Dataset rows for apps and sites
┌────────
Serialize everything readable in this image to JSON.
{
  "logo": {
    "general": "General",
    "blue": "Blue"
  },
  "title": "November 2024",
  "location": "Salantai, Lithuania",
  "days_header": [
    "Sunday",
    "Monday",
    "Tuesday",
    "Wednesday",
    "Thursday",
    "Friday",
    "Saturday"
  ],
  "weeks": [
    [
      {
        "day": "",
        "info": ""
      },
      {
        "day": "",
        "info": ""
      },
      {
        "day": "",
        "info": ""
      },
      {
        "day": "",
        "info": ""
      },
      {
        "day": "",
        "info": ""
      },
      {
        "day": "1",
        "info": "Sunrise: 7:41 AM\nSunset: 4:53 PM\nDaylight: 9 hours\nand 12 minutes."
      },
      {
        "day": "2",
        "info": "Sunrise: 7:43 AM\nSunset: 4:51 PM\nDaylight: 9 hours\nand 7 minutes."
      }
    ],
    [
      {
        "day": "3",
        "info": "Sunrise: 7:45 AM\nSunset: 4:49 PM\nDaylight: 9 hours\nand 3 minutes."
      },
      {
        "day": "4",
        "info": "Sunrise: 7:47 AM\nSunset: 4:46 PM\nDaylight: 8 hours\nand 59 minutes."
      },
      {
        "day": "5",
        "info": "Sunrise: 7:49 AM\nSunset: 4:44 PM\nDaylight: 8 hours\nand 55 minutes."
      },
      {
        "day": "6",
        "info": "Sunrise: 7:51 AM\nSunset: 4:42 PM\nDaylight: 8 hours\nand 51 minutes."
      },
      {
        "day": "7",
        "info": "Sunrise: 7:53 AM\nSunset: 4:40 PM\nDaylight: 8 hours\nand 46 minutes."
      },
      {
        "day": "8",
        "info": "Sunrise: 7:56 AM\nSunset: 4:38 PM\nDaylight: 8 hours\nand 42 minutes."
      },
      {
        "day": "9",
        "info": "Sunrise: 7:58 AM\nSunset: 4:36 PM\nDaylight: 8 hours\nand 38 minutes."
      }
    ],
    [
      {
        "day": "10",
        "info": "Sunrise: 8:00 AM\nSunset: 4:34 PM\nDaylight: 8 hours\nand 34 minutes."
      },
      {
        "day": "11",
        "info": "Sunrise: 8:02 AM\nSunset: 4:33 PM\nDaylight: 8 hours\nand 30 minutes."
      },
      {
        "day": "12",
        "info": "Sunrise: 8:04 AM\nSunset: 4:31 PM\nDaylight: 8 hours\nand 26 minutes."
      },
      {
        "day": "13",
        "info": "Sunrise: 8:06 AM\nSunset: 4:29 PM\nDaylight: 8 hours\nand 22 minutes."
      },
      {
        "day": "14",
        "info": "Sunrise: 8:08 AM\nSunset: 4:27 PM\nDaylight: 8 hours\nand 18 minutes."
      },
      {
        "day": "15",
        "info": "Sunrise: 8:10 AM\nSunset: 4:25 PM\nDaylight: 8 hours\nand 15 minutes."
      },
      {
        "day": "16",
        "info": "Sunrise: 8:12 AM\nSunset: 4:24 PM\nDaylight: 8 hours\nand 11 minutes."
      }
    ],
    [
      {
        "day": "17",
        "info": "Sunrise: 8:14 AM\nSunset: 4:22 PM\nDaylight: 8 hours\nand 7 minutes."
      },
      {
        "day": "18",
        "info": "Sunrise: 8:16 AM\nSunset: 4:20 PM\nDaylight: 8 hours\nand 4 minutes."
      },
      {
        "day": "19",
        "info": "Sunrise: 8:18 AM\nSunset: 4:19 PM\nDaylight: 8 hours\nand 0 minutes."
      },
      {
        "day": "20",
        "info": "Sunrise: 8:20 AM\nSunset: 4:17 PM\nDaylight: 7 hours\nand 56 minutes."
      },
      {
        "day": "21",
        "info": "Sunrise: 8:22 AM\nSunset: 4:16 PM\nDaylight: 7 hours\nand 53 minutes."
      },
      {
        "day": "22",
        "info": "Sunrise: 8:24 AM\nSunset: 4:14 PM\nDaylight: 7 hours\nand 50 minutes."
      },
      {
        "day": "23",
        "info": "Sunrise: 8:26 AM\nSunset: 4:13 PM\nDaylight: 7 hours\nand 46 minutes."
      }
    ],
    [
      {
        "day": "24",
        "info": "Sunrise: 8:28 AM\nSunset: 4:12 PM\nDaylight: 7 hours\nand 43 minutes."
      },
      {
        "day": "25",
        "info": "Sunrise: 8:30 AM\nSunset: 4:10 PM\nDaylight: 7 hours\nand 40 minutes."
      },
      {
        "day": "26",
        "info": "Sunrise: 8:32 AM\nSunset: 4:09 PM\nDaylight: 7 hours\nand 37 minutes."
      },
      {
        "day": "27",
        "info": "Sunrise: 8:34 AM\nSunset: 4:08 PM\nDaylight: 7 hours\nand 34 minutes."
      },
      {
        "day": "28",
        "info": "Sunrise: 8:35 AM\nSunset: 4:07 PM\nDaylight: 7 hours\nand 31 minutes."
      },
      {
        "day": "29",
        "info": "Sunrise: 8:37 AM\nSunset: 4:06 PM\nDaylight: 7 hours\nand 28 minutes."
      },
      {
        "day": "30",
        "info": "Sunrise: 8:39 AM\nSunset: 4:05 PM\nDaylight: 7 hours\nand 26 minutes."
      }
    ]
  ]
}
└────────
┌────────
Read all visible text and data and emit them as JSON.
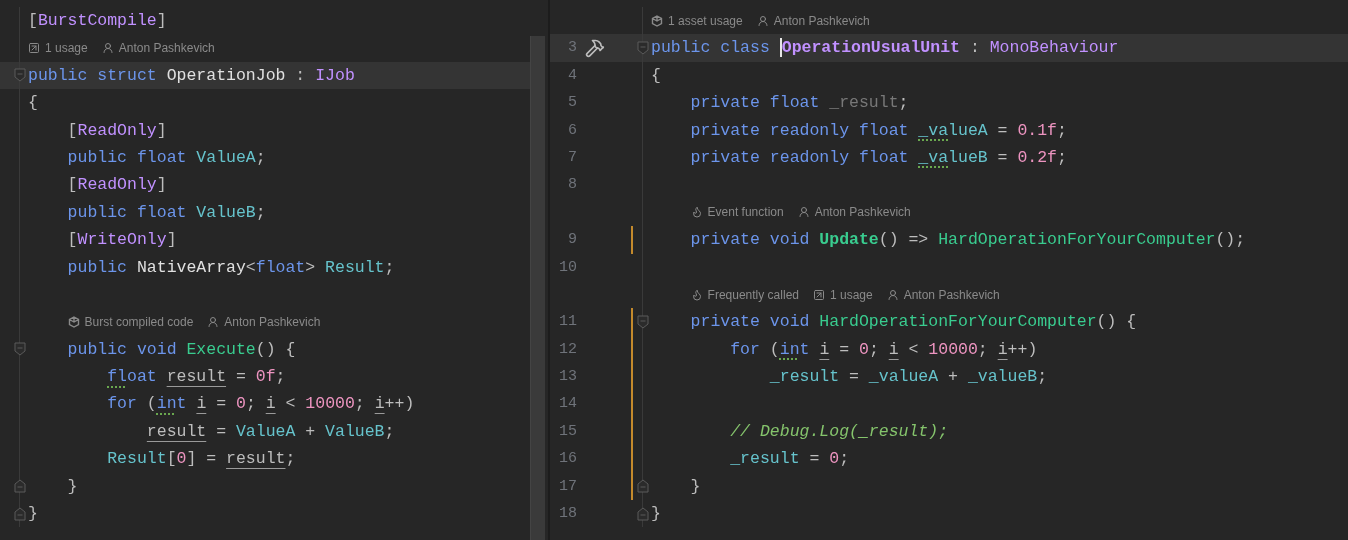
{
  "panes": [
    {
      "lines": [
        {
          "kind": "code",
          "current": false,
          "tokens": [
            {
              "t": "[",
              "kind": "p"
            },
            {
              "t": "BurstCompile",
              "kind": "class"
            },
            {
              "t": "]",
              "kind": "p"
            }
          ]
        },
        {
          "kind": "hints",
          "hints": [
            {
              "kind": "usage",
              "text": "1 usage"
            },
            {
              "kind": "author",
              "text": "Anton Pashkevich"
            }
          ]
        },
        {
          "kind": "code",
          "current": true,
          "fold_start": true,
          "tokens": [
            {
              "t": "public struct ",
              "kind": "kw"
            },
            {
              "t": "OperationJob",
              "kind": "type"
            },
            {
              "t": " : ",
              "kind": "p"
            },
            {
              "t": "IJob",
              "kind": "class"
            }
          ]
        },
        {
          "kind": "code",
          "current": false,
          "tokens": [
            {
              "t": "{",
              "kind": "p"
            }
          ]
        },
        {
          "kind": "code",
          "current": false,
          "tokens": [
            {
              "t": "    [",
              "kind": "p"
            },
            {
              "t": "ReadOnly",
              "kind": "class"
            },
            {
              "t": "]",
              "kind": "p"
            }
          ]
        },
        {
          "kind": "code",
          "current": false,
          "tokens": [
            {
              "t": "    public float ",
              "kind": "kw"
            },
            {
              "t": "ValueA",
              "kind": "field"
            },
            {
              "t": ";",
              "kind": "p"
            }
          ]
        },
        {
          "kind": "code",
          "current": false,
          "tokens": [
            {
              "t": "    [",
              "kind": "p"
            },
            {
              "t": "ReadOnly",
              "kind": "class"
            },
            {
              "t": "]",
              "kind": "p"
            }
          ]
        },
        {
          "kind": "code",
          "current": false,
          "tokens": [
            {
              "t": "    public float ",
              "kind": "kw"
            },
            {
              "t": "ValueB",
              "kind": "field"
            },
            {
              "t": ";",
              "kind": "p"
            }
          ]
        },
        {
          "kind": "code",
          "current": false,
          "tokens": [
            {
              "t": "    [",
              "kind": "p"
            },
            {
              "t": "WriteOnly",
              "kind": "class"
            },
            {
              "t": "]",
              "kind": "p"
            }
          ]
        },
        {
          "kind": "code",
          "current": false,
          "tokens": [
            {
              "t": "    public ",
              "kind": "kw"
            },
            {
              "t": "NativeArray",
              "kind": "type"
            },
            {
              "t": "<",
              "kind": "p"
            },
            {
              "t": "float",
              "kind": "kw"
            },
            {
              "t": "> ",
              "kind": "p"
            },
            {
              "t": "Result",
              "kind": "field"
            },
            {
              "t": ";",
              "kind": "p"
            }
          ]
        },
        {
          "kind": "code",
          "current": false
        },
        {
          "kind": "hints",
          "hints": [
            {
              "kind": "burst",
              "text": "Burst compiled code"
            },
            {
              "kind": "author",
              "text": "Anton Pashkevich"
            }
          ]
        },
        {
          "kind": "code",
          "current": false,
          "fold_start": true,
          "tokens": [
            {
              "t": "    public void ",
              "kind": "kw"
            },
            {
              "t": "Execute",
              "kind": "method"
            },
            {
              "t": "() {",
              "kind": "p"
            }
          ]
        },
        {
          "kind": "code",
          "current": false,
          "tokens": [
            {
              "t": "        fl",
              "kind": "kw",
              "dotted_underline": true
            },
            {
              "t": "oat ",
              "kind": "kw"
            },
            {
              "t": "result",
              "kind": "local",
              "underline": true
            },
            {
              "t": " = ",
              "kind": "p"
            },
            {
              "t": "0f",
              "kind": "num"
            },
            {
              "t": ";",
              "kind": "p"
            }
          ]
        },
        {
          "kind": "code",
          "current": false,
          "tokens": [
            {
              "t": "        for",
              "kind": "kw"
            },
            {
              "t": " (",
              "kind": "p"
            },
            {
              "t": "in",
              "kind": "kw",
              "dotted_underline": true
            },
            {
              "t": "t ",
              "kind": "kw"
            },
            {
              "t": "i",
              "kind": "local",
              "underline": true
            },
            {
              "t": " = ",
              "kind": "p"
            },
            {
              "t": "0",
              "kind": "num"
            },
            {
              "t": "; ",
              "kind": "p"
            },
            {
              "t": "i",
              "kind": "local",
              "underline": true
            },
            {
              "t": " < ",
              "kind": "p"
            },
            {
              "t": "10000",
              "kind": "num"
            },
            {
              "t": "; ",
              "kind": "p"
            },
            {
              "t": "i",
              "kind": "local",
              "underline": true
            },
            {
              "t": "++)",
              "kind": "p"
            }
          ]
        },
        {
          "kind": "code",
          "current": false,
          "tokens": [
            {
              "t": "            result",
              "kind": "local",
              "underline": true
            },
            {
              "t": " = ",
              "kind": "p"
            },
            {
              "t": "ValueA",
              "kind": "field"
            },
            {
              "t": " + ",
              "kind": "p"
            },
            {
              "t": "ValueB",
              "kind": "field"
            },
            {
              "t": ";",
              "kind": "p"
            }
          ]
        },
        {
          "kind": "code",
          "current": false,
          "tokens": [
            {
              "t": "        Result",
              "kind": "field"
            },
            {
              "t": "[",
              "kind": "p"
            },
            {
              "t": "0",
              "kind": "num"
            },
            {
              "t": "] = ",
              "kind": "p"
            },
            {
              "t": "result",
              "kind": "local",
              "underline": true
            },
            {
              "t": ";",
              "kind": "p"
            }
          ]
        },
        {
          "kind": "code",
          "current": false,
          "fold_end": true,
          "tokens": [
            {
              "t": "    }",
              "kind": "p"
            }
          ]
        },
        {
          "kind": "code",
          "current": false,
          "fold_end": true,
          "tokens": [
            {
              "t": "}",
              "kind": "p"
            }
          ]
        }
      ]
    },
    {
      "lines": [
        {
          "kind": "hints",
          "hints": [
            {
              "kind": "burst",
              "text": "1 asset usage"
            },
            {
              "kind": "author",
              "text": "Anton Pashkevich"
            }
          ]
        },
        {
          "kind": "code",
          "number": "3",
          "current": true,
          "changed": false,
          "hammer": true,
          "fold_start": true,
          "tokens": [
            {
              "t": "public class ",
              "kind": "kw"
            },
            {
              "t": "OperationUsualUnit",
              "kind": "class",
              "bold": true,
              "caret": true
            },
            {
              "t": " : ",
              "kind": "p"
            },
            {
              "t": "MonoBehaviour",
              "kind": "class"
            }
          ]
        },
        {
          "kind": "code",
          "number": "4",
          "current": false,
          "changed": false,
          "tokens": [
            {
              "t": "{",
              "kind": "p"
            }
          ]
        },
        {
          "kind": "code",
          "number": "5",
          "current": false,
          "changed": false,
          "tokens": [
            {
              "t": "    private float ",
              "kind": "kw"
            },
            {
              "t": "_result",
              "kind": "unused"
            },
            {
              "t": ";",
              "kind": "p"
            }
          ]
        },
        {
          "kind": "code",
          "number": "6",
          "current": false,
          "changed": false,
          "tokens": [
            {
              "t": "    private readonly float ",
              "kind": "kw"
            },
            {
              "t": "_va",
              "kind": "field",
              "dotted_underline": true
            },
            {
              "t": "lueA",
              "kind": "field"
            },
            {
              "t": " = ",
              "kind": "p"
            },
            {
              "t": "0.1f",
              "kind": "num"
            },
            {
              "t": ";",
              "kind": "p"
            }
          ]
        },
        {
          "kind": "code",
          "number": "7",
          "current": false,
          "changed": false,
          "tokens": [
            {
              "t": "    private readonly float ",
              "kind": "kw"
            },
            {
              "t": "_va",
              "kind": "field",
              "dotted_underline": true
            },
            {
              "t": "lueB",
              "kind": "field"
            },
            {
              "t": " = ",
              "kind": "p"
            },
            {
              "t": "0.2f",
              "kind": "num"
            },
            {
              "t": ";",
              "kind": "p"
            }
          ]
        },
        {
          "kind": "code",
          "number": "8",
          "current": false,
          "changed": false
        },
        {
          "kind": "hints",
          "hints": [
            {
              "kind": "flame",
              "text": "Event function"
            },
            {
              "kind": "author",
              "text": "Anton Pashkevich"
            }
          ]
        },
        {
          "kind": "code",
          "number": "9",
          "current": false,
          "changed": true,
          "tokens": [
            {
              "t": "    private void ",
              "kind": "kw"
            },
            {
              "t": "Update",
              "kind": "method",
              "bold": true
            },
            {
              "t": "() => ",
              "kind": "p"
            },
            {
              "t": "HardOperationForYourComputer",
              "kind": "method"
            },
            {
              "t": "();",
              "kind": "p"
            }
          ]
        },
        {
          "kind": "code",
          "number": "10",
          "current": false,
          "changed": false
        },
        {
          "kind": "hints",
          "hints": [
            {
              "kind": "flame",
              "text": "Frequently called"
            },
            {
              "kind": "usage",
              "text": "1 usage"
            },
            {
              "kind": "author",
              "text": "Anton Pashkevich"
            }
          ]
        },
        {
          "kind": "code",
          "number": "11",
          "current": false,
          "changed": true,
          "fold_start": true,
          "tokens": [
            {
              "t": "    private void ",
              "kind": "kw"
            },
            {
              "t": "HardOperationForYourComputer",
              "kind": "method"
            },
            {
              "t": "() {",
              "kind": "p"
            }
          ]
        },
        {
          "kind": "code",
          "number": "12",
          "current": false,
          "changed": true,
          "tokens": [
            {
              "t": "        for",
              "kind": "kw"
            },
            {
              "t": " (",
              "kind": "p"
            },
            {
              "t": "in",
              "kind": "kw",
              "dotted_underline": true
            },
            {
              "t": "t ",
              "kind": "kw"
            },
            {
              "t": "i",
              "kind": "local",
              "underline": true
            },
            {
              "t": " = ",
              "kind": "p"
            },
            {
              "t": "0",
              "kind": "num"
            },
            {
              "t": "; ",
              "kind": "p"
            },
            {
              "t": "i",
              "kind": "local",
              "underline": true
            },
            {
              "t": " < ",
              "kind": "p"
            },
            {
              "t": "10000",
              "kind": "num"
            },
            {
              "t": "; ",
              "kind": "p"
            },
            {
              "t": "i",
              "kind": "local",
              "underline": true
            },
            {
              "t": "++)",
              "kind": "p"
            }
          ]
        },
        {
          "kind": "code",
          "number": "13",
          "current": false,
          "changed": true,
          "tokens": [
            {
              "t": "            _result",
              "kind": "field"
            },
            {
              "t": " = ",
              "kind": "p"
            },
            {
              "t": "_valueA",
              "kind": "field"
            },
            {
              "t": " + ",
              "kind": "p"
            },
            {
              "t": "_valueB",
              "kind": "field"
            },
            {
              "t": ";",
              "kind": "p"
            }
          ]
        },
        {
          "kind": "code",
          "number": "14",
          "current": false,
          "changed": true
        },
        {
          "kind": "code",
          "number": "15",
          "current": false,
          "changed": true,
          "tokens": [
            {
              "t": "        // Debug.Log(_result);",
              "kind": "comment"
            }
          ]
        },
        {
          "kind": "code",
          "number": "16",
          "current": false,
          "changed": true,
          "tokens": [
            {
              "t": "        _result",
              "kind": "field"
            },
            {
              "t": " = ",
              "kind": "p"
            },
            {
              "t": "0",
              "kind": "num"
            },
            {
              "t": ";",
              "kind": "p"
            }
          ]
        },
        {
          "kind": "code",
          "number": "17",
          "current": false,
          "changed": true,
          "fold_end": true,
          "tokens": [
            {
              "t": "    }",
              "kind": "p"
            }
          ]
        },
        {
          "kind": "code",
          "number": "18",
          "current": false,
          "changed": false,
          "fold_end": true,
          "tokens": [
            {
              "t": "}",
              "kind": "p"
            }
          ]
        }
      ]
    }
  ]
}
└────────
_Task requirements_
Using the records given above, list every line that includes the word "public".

_Finished task_
              "t": "public struct ",
              "t": "    public float ",
              "t": "    public float ",
              "t": "    public ",
              "t": "    public void ",
              "t": "public class ",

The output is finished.